February is American Heart Month and heart health can be a big motivator when it comes to exercise. However, sometimes we fear we’ve done too much. It can be scary finishing up a workout and feeling a sudden pain in your chest. You may start jumping to conclusions, thinking that you’re having heart issues or your lungs are failing. But in reality, post-workout chest pain can usually be attributed to a number of things that aren’t always severe.
It never hurts to be too careful though, so if you’re experiencing persistent or recurring chest pain, visit your doctor immediately. In the meantime, read about five potential causes of post-workout chest pain.
The term “gastrointestinal” refers to the system of the body that takes in food, digests it, and distributes it as nutrients. Many people suffer from a specific gastrointestinal issue called gastroesophageal reflux disease (GERD, or more commonly known as ‘heartburn’). GERD is a chronic condition that results when stomach acid moves into the food pipe causing irritation.
GERD is mostly a harmless disease but it can still cause a lot of pain and anxiety if it isn’t dealt with. To combat the symptoms of GERD, your doctor will likely put you on a strict diet that cuts out heartburn triggers such as fatty foods, alcohol, citrus, and more. There are also several medications for GERD like proton-pump inhibitors (PPIs) which reduce the amount of acid in the stomach.
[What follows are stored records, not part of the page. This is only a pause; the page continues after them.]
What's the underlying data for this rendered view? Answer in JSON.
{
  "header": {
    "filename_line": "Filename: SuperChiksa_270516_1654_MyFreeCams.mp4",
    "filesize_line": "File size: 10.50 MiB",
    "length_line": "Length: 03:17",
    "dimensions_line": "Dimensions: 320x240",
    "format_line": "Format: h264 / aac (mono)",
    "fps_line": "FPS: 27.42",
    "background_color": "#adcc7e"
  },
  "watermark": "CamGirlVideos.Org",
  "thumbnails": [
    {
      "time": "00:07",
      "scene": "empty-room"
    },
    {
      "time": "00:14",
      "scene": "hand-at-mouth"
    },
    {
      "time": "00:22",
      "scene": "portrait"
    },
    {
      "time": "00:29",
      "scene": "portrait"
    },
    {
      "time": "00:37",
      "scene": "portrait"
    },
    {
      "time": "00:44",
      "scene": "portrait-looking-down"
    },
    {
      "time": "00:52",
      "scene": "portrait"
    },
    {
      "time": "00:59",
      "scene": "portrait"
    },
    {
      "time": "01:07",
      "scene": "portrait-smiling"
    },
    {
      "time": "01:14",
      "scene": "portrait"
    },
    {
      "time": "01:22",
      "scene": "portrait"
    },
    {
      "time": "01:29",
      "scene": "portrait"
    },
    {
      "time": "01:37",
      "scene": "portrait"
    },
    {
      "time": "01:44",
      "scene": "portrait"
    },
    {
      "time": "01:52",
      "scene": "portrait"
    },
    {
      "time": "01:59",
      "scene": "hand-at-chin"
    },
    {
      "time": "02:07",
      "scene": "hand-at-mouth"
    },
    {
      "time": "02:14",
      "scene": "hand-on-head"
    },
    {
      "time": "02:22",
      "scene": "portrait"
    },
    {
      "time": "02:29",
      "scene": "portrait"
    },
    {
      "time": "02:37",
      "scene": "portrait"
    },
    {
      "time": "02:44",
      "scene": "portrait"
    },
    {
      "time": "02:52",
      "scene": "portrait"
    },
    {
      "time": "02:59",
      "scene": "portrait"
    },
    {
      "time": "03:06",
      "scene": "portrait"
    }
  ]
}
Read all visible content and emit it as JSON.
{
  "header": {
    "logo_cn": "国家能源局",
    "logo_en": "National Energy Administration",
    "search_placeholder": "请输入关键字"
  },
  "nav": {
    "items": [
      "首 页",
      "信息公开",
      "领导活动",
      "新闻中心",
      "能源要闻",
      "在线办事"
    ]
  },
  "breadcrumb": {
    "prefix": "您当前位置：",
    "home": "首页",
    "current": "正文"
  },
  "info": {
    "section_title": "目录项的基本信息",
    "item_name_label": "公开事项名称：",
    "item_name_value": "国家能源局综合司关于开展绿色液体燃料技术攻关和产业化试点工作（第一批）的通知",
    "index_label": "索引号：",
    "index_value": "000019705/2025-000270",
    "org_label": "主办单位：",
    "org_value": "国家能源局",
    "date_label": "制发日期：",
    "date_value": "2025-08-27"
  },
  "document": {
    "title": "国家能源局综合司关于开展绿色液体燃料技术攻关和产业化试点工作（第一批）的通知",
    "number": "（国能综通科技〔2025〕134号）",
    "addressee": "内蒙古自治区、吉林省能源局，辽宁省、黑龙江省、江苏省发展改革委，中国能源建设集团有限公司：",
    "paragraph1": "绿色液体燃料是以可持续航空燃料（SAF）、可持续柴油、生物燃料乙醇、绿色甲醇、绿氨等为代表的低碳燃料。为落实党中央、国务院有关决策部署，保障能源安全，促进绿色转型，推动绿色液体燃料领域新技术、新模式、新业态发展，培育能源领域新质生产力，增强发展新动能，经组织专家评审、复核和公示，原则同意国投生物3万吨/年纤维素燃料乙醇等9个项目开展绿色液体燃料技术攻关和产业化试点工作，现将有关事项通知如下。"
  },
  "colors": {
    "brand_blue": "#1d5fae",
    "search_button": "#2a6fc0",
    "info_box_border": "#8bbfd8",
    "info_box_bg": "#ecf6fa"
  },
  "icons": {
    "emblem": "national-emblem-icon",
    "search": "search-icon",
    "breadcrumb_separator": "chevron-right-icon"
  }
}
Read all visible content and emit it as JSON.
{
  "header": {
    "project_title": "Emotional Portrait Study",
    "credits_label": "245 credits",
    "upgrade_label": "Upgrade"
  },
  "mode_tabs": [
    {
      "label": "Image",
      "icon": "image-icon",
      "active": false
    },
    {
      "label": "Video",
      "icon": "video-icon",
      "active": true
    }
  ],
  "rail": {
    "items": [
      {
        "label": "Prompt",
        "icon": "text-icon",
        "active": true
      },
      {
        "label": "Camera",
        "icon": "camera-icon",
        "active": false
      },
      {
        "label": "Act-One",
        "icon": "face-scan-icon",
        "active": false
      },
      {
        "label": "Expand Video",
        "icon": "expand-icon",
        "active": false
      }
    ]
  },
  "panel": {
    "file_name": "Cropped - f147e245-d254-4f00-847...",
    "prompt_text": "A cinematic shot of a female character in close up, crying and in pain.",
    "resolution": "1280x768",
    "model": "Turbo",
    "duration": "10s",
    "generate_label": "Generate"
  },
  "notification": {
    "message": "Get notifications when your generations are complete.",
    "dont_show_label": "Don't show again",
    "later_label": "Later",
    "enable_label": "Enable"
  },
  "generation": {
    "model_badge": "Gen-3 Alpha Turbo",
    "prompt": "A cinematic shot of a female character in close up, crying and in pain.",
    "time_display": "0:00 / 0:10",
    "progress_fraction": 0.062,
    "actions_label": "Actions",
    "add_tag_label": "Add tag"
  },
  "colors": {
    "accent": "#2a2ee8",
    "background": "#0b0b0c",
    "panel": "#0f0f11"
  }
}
Trauma or Inflammation
No matter whether you’re an athlete or you just enjoy exercising, chest trauma and inflammation are always a possibility. If you took a hit to the chest or you work your chest muscles frequently, you may experience something called costochondritis. This term refers to inflammation of the cartilage where the rib attaches to the chest bone. Chest pain can also be caused by bruising on the chest or broken ribs.
Many people think of fitness as a stress reliever, and in most cases, it certainly is. However, in people with panic disorders or other related conditions, exercise can actually trigger anxiety. If you’re getting ready for a sporting match or a competition of some sort, you may feel stressed out or anxious beforehand. As your body begins to tense up, you may start to feel pain in your chest and stomach. Anxiety treatment includes psychological counseling and cognitive behavioral therapy (CBT).
One of the most common causes of lung problems while exercising is called exercise-induced bronchospasm, also known as exercise-induced asthma. This is a condition that causes your airways to constrict and become inflamed making it difficult to breathe and often leading to chest tightness, chest pain, and wheezing. Contrary to popular belief, asthma symptoms can develop at any age; they are not solely hereditary.
Another potential cause of post-workout chest pain is chronic obstructive pulmonary disease (COPD). COPD is one of the most common lung diseases in the world and is usually caused by years of cigarette smoking. COPD is divided into two main categories: chronic bronchitis which affects the bronchial tubes and emphysema which affects the alveoli, tiny air sacs within the lungs. Quit smoking immediately and consult a doctor for COPD treatment.
Lastly, heart problems can be the cause of post-workout chest pain. In older adults, angina is a common cause of heart problems. Angina results when there is a lack of blood flow to the heart, usually due to coronary artery disease. Angina is a critical medical condition meaning you should seek professional care immediately. Your doctor will help you set up a diet, exercise plan, and may provide you with medication to help prevent angina.
In younger adults, congenital heart defects are a more common culprit of post-workout chest pain. These are conditions that were present at birth such as hypertrophic cardiomyopathy, an excessive thickening of the heart muscle, and ventricular septal defect. Myocarditis is another potential cause of chest pain which involves inflammation in the heart muscle. Myocarditis is a condition that typically does not exist at birth.
While there are many problems that could be causing post-workout chest pain, these are some of the most common. Typically, chest pain is not a serious issue, but if it persists for more than an hour or so after exercise or you experience it every day, speak with your doctor right away. The sooner you’re diagnosed, the easier it will be to recover.